**EXERCISE AIM**
All lines holding the word "chevron" are to be copied from the records beneath.

**MATERIAL FOR THIS EXERCISE**
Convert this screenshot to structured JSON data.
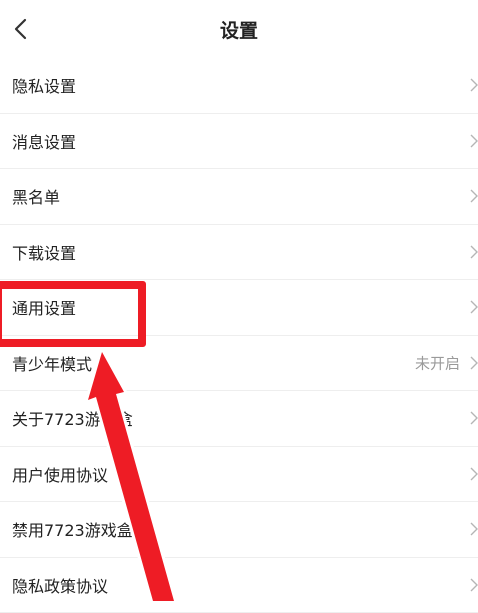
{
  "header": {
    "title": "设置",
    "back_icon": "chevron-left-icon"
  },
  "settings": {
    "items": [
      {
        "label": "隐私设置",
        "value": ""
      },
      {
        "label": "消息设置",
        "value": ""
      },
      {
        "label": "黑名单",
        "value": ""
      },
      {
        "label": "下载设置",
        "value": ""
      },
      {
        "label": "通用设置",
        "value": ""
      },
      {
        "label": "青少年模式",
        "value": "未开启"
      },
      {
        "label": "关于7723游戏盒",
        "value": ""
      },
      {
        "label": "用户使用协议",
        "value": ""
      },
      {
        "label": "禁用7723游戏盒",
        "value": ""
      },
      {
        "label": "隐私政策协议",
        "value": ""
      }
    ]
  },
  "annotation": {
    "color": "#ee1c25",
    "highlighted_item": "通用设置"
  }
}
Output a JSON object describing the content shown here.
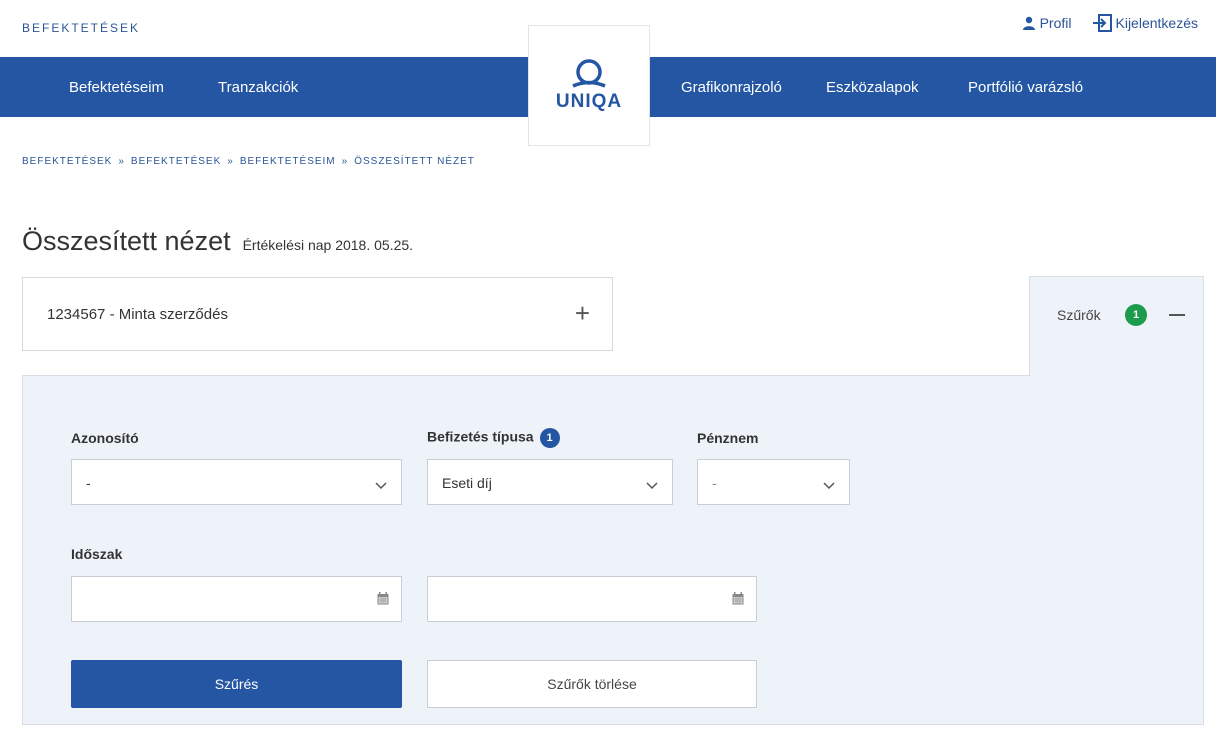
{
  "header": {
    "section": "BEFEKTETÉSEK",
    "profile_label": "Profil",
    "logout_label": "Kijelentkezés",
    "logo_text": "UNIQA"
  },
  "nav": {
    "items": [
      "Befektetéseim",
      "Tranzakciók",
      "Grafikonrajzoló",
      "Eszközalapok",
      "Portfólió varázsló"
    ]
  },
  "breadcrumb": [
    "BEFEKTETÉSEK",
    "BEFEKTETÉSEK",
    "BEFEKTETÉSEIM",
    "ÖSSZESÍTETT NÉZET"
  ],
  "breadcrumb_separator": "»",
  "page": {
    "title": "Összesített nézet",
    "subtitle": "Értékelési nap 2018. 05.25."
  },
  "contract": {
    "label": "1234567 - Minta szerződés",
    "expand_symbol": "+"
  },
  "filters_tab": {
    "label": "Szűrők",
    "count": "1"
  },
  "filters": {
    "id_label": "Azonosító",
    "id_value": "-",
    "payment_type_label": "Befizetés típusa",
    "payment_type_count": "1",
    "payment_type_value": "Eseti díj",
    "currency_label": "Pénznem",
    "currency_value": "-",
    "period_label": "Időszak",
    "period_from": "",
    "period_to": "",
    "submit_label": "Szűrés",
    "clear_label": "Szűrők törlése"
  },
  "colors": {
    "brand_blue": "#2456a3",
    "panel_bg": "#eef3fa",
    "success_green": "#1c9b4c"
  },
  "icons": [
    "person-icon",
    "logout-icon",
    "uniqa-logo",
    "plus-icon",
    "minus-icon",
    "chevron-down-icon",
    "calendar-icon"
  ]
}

**OUTPUT OF THE EXERCISE**
    "back_icon": "chevron-left-icon"
    "chevron-down-icon",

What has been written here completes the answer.